Stored data:
"""

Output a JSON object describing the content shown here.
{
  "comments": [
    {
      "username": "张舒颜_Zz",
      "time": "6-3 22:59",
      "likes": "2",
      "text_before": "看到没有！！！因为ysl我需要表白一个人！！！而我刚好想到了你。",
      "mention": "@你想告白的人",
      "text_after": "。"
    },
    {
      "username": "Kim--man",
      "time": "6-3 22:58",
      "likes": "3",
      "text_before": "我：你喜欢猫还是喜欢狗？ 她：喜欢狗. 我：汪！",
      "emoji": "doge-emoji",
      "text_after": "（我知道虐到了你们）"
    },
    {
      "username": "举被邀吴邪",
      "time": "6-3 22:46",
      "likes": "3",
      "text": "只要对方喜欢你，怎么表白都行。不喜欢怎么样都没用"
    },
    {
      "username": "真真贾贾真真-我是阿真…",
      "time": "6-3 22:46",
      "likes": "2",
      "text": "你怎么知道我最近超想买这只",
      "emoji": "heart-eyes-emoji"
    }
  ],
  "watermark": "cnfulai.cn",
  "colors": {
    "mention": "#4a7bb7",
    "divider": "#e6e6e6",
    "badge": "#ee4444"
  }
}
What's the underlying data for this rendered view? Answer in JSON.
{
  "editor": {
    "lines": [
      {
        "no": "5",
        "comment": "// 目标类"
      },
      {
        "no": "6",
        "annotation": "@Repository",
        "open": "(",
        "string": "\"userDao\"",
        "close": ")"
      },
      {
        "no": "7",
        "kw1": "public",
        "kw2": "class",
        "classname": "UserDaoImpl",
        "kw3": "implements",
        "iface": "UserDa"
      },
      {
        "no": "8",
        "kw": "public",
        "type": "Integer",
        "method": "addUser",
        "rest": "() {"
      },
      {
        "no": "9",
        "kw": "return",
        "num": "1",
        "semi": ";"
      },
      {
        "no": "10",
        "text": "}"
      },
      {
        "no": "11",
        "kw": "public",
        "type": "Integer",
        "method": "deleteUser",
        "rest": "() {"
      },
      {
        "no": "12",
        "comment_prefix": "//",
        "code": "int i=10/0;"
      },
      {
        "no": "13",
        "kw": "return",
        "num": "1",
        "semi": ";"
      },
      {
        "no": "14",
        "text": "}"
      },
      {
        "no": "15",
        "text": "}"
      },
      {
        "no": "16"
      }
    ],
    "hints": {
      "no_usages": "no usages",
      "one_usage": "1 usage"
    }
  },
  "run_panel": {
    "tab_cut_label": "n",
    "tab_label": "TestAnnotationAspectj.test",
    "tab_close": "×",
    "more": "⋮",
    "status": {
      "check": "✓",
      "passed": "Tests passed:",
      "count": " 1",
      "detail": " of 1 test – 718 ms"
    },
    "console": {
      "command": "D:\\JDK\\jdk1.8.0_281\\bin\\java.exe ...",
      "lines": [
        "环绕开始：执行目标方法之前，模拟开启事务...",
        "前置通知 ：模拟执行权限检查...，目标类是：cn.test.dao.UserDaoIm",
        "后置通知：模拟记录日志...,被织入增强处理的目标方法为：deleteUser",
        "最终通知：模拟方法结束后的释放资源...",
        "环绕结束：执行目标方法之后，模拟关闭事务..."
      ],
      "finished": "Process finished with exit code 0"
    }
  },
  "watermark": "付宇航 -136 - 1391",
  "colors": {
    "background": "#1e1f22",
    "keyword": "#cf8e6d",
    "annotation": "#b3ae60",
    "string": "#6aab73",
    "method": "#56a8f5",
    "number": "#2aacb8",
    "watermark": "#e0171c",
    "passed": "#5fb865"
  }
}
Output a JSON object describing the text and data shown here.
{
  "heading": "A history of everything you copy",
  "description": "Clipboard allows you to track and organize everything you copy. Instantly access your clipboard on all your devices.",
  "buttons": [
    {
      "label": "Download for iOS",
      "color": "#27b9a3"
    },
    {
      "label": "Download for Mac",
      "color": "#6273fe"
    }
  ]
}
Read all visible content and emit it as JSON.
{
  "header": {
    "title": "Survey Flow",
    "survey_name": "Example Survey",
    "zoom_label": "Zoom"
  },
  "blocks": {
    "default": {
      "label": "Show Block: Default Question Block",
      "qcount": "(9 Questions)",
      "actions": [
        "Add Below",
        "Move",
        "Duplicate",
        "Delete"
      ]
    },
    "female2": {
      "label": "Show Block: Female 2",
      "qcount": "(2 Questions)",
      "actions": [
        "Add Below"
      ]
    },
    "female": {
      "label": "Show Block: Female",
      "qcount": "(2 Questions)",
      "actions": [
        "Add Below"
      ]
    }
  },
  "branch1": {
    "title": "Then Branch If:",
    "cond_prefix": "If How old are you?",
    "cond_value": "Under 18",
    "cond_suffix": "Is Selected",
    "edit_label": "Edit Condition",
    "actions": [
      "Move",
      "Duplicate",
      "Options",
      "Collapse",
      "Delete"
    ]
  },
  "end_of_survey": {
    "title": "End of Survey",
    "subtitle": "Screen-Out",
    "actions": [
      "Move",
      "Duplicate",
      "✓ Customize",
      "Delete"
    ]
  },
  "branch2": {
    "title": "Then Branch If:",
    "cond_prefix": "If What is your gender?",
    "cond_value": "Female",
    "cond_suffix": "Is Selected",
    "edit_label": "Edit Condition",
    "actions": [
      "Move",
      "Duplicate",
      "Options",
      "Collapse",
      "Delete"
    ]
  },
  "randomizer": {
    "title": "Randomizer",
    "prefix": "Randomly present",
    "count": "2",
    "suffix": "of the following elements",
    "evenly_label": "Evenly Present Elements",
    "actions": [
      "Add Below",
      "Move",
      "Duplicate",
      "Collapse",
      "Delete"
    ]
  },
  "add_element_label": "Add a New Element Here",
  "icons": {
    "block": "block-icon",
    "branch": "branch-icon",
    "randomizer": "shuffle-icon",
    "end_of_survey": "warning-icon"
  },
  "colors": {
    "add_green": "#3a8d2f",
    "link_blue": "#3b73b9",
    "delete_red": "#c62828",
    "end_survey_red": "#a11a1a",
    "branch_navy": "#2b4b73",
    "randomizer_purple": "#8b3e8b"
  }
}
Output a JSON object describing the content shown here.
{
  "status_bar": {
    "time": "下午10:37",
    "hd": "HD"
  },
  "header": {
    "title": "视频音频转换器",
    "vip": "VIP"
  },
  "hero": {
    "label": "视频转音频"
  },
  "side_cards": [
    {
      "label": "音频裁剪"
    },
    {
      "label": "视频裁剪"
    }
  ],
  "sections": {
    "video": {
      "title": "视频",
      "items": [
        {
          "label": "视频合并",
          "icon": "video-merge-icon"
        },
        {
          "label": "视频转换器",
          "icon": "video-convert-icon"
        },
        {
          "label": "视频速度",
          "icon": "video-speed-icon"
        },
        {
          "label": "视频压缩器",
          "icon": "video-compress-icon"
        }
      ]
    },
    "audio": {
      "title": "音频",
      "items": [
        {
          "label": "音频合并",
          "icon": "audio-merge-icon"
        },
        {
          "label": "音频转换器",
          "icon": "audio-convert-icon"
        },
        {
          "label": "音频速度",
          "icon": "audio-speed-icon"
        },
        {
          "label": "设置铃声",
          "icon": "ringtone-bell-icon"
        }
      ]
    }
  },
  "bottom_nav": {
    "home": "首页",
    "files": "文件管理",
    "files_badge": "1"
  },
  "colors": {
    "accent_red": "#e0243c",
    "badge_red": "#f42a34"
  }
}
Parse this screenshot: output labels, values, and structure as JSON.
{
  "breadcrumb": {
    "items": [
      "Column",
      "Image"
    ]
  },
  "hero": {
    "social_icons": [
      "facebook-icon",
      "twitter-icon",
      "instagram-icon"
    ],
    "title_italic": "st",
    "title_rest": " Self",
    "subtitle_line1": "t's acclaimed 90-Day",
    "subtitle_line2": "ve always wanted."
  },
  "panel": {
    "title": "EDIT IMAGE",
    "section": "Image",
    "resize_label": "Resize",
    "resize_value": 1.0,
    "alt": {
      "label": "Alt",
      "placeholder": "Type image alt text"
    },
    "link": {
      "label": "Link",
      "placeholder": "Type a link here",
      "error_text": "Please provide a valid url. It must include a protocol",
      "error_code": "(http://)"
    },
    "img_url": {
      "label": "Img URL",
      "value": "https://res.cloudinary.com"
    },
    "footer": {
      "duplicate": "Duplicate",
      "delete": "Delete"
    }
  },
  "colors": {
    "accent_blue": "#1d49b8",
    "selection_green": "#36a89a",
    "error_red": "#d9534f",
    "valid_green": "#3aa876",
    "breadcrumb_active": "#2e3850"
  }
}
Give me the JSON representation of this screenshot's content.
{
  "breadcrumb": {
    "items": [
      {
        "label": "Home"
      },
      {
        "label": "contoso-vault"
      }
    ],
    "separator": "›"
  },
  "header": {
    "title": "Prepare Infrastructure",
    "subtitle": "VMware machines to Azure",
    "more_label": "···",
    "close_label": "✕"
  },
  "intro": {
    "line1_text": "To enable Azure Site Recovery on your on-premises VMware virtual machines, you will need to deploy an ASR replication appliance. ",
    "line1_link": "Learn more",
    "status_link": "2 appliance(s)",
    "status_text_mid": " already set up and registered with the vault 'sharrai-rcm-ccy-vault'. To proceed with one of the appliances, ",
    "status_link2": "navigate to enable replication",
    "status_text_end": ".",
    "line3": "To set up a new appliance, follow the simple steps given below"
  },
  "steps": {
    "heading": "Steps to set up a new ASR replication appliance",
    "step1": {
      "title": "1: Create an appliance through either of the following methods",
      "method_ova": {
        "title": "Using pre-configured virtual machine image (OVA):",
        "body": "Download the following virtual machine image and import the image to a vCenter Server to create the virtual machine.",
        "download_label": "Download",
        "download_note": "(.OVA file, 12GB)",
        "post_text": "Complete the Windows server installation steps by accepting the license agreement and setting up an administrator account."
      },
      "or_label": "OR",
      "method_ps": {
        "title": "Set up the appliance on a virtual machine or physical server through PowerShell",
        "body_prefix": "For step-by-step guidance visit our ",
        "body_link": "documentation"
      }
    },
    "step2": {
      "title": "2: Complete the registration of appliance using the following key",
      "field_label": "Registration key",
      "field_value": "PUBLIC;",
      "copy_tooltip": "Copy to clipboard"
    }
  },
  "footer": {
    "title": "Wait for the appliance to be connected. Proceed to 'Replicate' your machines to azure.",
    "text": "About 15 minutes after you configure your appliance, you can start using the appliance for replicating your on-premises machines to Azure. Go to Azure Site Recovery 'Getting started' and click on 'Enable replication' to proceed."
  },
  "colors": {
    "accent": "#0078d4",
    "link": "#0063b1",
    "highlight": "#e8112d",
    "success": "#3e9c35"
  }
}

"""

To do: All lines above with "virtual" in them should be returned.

Response to this exercise:
    "line1_text": "To enable Azure Site Recovery on your on-premises VMware virtual machines, you will need to deploy an ASR replication appliance. ",
        "title": "Using pre-configured virtual machine image (OVA):",
        "body": "Download the following virtual machine image and import the image to a vCenter Server to create the virtual machine.",
        "title": "Set up the appliance on a virtual machine or physical server through PowerShell",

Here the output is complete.